Kirkus Reviews: Toofer & The Giblet in The Big City

Best Seller book review children's book classic literature Kirkus Review

Toofer & The Giblet in The Big City
Paulette LeBlanc
Illus. by Dmitriy Morozov
$18.99 hardcover
ISBN: 979-8985150711
January 4, 2023

 

Two country mice explore a fast-paced metropolis in this illustrated middle-grade sequel.

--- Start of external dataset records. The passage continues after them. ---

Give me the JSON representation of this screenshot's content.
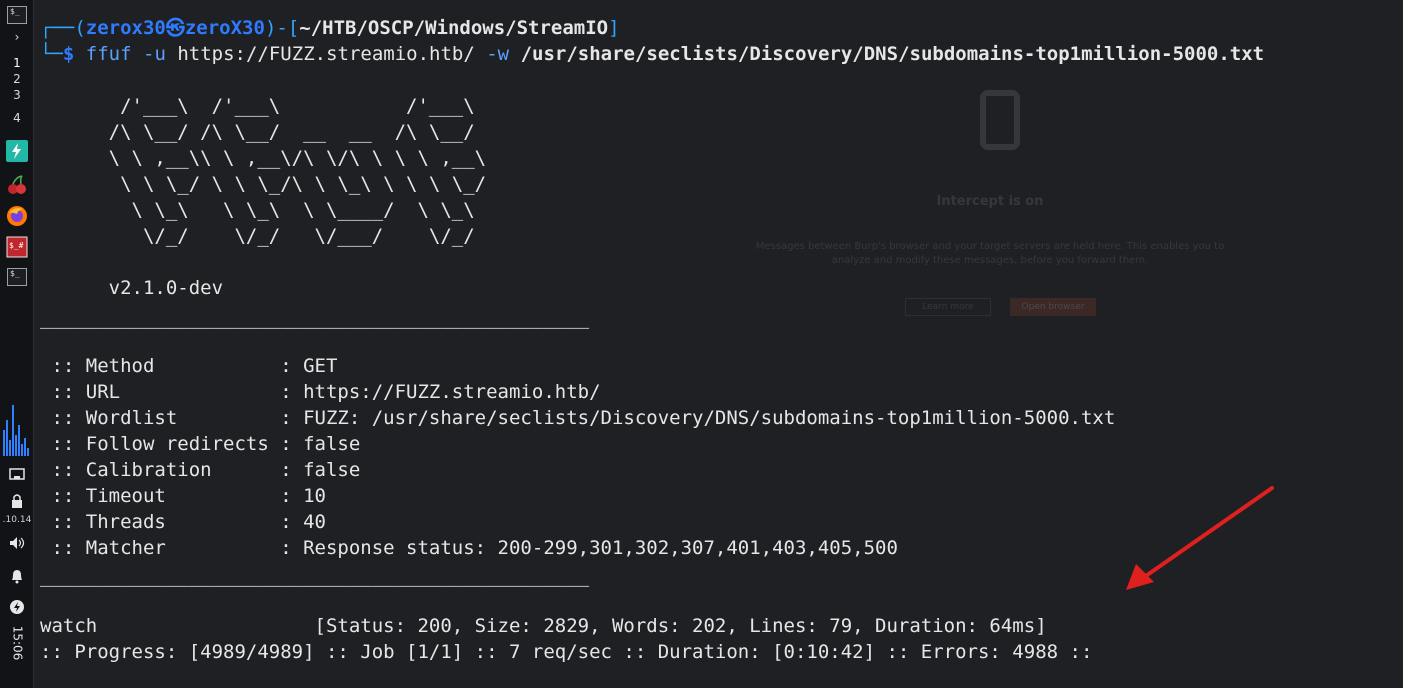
{
  "taskbar": {
    "workspaces": [
      "1",
      "2",
      "3",
      "4"
    ],
    "ip_text": ".10.14",
    "clock": "15:06",
    "colors": {
      "accent_green": "#23b7a6",
      "graph_blue": "#2f80ff",
      "firefox": "#ff7a00",
      "red_app": "#c0272d"
    }
  },
  "terminal": {
    "prompt": {
      "open": "┌──(",
      "user": "zerox30",
      "at_icon": "㉿",
      "host": "zeroX30",
      "mid": ")-[",
      "path": "~/HTB/OSCP/Windows/StreamIO",
      "close": "]",
      "line2_prefix": "└─",
      "dollar": "$",
      "cmd": "ffuf",
      "flag_u": "-u",
      "url": "https://FUZZ.streamio.htb/",
      "flag_w": "-w",
      "wordlist": "/usr/share/seclists/Discovery/DNS/subdomains-top1million-5000.txt"
    },
    "banner": [
      "       /'___\\  /'___\\           /'___\\",
      "      /\\ \\__/ /\\ \\__/  __  __  /\\ \\__/",
      "      \\ \\ ,__\\\\ \\ ,__\\/\\ \\/\\ \\ \\ \\ ,__\\",
      "       \\ \\ \\_/ \\ \\ \\_/\\ \\ \\_\\ \\ \\ \\ \\_/",
      "        \\ \\_\\   \\ \\_\\  \\ \\____/  \\ \\_\\",
      "         \\/_/    \\/_/   \\/___/    \\/_/"
    ],
    "version": "      v2.1.0-dev",
    "separator": "________________________________________________",
    "settings": [
      " :: Method           : GET",
      " :: URL              : https://FUZZ.streamio.htb/",
      " :: Wordlist         : FUZZ: /usr/share/seclists/Discovery/DNS/subdomains-top1million-5000.txt",
      " :: Follow redirects : false",
      " :: Calibration      : false",
      " :: Timeout          : 10",
      " :: Threads          : 40",
      " :: Matcher          : Response status: 200-299,301,302,307,401,403,405,500"
    ],
    "result": "watch                   [Status: 200, Size: 2829, Words: 202, Lines: 79, Duration: 64ms]",
    "progress": ":: Progress: [4989/4989] :: Job [1/1] :: 7 req/sec :: Duration: [0:10:42] :: Errors: 4988 ::"
  },
  "overlay": {
    "title": "Intercept is on",
    "text_line1": "Messages between Burp's browser and your target servers are held here. This enables you to",
    "text_line2": "analyze and modify these messages, before you forward them.",
    "btn_learn": "Learn more",
    "btn_open": "Open browser"
  },
  "annotation_color": "#e0201e"
}
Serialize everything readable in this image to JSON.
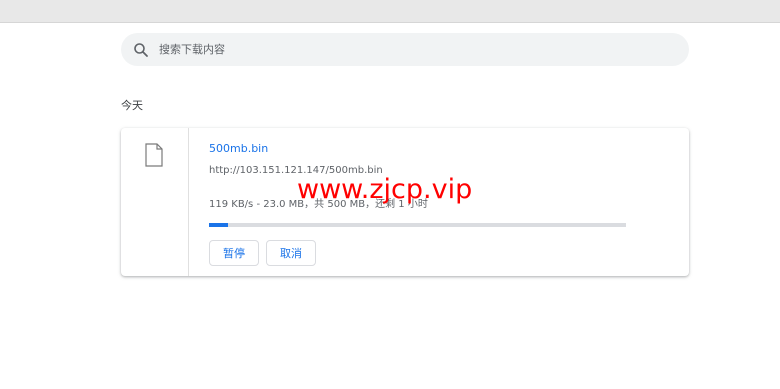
{
  "search": {
    "placeholder": "搜索下载内容",
    "icon": "search-icon"
  },
  "section": {
    "title": "今天"
  },
  "download": {
    "file_name": "500mb.bin",
    "url": "http://103.151.121.147/500mb.bin",
    "status": "119 KB/s - 23.0 MB，共 500 MB，还剩 1 小时",
    "progress_fraction": 0.046,
    "file_icon": "file-icon",
    "pause_label": "暂停",
    "cancel_label": "取消"
  },
  "watermark": {
    "text": "www.zjcp.vip"
  },
  "colors": {
    "accent": "#1a73e8",
    "watermark": "#ff0000",
    "search_bg": "#f1f3f4"
  }
}
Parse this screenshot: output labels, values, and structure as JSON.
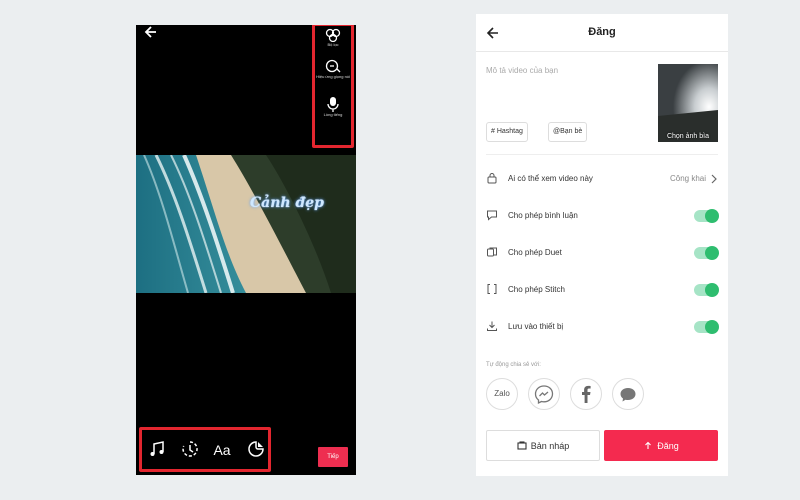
{
  "editor": {
    "right_tools": [
      {
        "icon": "effects-icon",
        "label": "Bộ lọc"
      },
      {
        "icon": "voice-effect-icon",
        "label": "Hiệu ứng giọng nói"
      },
      {
        "icon": "microphone-icon",
        "label": "Lồng tiếng"
      }
    ],
    "video_caption": "Cảnh đẹp",
    "bottom_tools": [
      {
        "icon": "music-note-icon"
      },
      {
        "icon": "timer-effect-icon"
      },
      {
        "icon": "text-icon",
        "label": "Aa"
      },
      {
        "icon": "sticker-icon"
      }
    ],
    "next_label": "Tiếp"
  },
  "post": {
    "title": "Đăng",
    "description_placeholder": "Mô tả video của bạn",
    "cover_label": "Chọn ảnh bìa",
    "hashtag_label": "# Hashtag",
    "mention_label": "@Bạn bè",
    "privacy": {
      "label": "Ai có thể xem video này",
      "value": "Công khai"
    },
    "toggles": [
      {
        "label": "Cho phép bình luận",
        "icon": "comment-icon",
        "on": true
      },
      {
        "label": "Cho phép Duet",
        "icon": "duet-icon",
        "on": true
      },
      {
        "label": "Cho phép Stitch",
        "icon": "stitch-icon",
        "on": true
      },
      {
        "label": "Lưu vào thiết bị",
        "icon": "download-icon",
        "on": true
      }
    ],
    "share_label": "Tự động chia sẻ với:",
    "share_targets": [
      "Zalo",
      "Messenger",
      "Facebook",
      "Message"
    ],
    "zalo_text": "Zalo",
    "draft_label": "Bản nháp",
    "post_label": "Đăng"
  },
  "colors": {
    "highlight": "#e3262f",
    "primary": "#f42a4f",
    "toggle_on": "#2ebd6f"
  }
}
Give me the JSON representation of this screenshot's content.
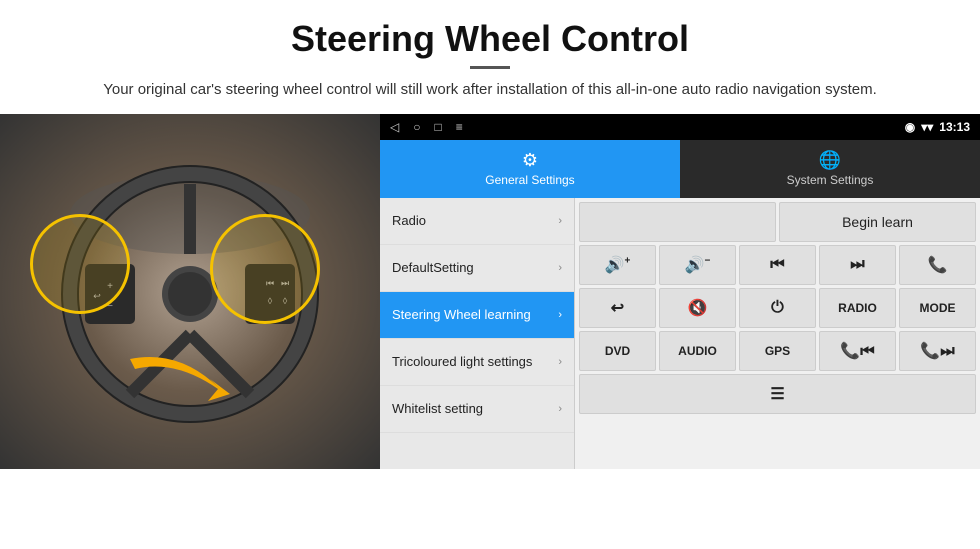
{
  "page": {
    "title": "Steering Wheel Control",
    "subtitle": "Your original car's steering wheel control will still work after installation of this all-in-one auto radio navigation system.",
    "divider": "—"
  },
  "statusbar": {
    "nav_back": "◁",
    "nav_home": "○",
    "nav_recent": "□",
    "nav_menu": "≡",
    "signal_icon": "▾",
    "wifi_icon": "▾",
    "time": "13:13"
  },
  "tabs": {
    "general_label": "General Settings",
    "system_label": "System Settings"
  },
  "menu": {
    "items": [
      {
        "label": "Radio",
        "active": false
      },
      {
        "label": "DefaultSetting",
        "active": false
      },
      {
        "label": "Steering Wheel learning",
        "active": true
      },
      {
        "label": "Tricoloured light settings",
        "active": false
      },
      {
        "label": "Whitelist setting",
        "active": false
      }
    ]
  },
  "controls": {
    "begin_learn": "Begin learn",
    "row2": [
      "🔊+",
      "🔊−",
      "⏮",
      "⏭",
      "📞"
    ],
    "row3": [
      "↩",
      "🔊✕",
      "⏻",
      "RADIO",
      "MODE"
    ],
    "row4": [
      "DVD",
      "AUDIO",
      "GPS",
      "📞⏮",
      "📞⏭"
    ],
    "row5_icon": "≡"
  }
}
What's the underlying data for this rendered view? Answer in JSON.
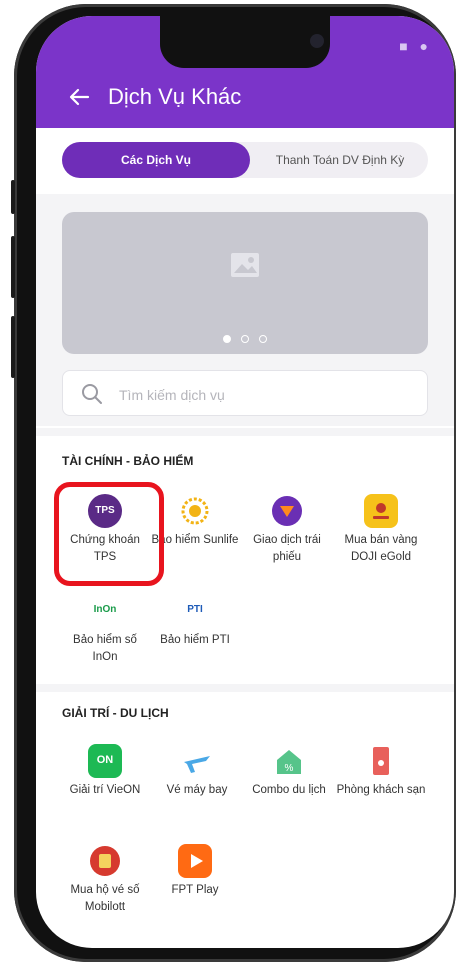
{
  "header": {
    "title": "Dịch Vụ Khác",
    "back_icon": "arrow-left-icon"
  },
  "tabs": [
    {
      "label": "Các Dịch Vụ",
      "active": true
    },
    {
      "label": "Thanh Toán DV Định Kỳ",
      "active": false
    }
  ],
  "banner": {
    "slides": 3,
    "active_slide": 1
  },
  "search": {
    "placeholder": "Tìm kiếm dịch vụ"
  },
  "sections": [
    {
      "title": "TÀI CHÍNH - BẢO HIỂM",
      "items": [
        {
          "label": "Chứng khoán TPS",
          "icon": "tps-logo-icon",
          "logo_text": "TPS",
          "highlighted": true
        },
        {
          "label": "Bảo hiểm Sunlife",
          "icon": "sunlife-logo-icon"
        },
        {
          "label": "Giao dịch trái phiếu",
          "icon": "bond-trade-icon"
        },
        {
          "label": "Mua bán vàng DOJI eGold",
          "icon": "doji-egold-icon"
        },
        {
          "label": "Bảo hiểm số InOn",
          "icon": "inon-logo-icon",
          "logo_text": "InOn"
        },
        {
          "label": "Bảo hiểm PTI",
          "icon": "pti-logo-icon",
          "logo_text": "PTI"
        }
      ]
    },
    {
      "title": "GIẢI TRÍ - DU LỊCH",
      "items": [
        {
          "label": "Giải trí VieON",
          "icon": "vieon-logo-icon",
          "logo_text": "ON"
        },
        {
          "label": "Vé máy bay",
          "icon": "airplane-icon"
        },
        {
          "label": "Combo du lịch",
          "icon": "combo-travel-icon"
        },
        {
          "label": "Phòng khách sạn",
          "icon": "hotel-room-icon"
        },
        {
          "label": "Mua hộ vé số Mobilott",
          "icon": "mobilott-icon"
        },
        {
          "label": "FPT Play",
          "icon": "fpt-play-icon"
        }
      ]
    }
  ],
  "colors": {
    "brand_purple": "#7b34c9",
    "highlight_red": "#e8141e"
  }
}
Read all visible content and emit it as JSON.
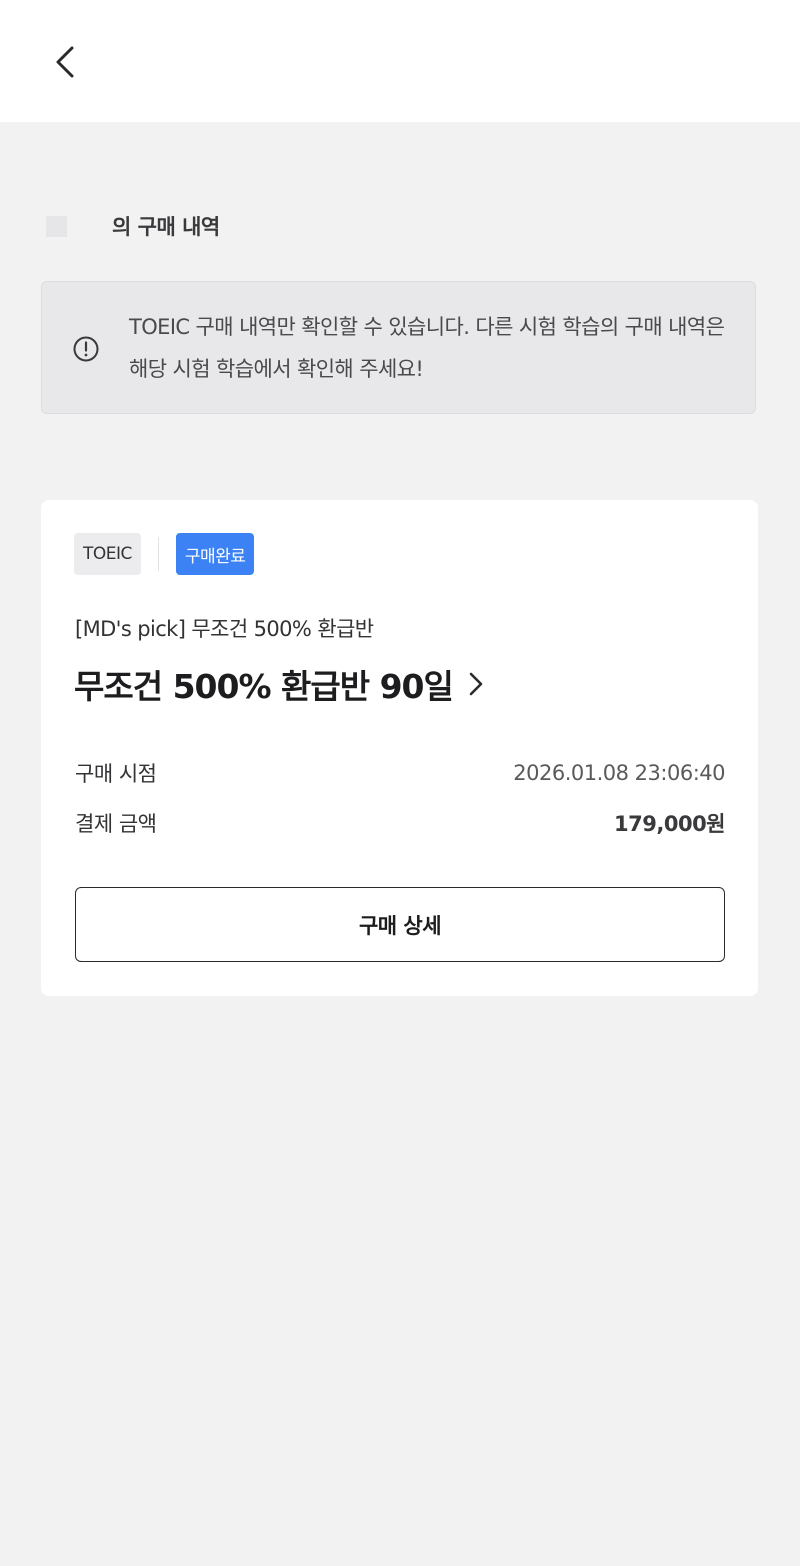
{
  "header": {
    "back_icon": "chevron-left-icon"
  },
  "section": {
    "title": "의 구매 내역"
  },
  "notice": {
    "icon": "alert-circle-icon",
    "text": "TOEIC 구매 내역만 확인할 수 있습니다. 다른 시험 학습의 구매 내역은 해당 시험 학습에서 확인해 주세요!"
  },
  "order": {
    "exam_tag": "TOEIC",
    "status": "구매완료",
    "status_color": "#3c82f5",
    "product_subtitle": "[MD's pick] 무조건 500% 환급반",
    "product_title": "무조건 500% 환급반 90일",
    "purchase_time_label": "구매 시점",
    "purchase_time_value": "2026.01.08 23:06:40",
    "amount_label": "결제 금액",
    "amount_value": "179,000원",
    "detail_button": "구매 상세"
  }
}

Toofer and his best friend, The Giblet, leave their humble home in tiny Nimblewood for a vacation. They stay in Cousin Harry’s rooftop mouse hole, which overlooks a brightly lit big city filled with perpetually moving giants.The Giblet is all too happy to tour the new location and have Harry show him where all those glorious smells are coming from. They grab food that giants throw away, including pizza and egg rolls, and The Giblet hears, for the first time, something wonderful called music. He relays their adventures to Toofer, who’s turned this trip into a staycation, as he never strays beyond the rooftop. He does, however, meet an unexpectedly kindhearted “tiny giant” at an open window. Although the giants’ pecking order for animals puts mice just above rats, this giant, who’s wearing a glittery blue gown, speaks softly and shares a snack with Toofer. The cautious mouse then decides to check out other windows. He, too, discovers music as well as the joy of dancing as he watches rows of tiny giants leap and spin to melodies, and he soon joins in. The Giblet’s newfound love of the city makes him want to extend his vacation, maybe indefinitely. Meanwhile, Toofer’s rooftop excursions lead him to someone in need of help, putting him face to face with mice’s most infamous enemy and giving him no choice but to prove just how brave he can be.

LeBlanc’s follow-up to Toofer & The Giblet (2021) is just as sweet and entertaining as its predecessor. These personable mice stand on two feet and wear clothes like humans, and their delightful perspective is on full display as they fail to grasp the “language of the giants” and find that going out to dinner is a frenzied, potentially dangerous affair. Nevertheless, much of what Toofer and The Giblet see and experience is affecting. Harry, for example, names off the musical instruments that win over The Giblet, from a “wood-stringer gadget” to a “zebra box.” At the same time, the author keeps younger readers in mind with the inclusion of educational morsels. Although there’s an indisputable fondness for the quiet life on display, this book shows that one’s home can be anywhere that makes one happy, whether it’s in a forest tree or among the “hustle and bustle” of urbanites. It also shines a positive light on other animals, such as city squirrels, though this sequel is missing the varied characters of the series’ first installment, set in Nimblewood. Morozov’s sublime, nuanced watercolor artwork exemplifies the mice’s smallness, as when they use a discarded coffee cup as a stool, and it adds beautiful details, such as the drops of a cold, early morning rain. These illustrations enrich LeBlanc’s pithy writing as they treat readers to images of Toofer’s pince-nez–style glasses on his pink nose and Harry proudly showing off a huge pizza box at a dumpster. Another installment would be welcome to see where these two mice go next.

An endearing tale whose small-scale cast will capture readers’ hearts.

 

 


Older Post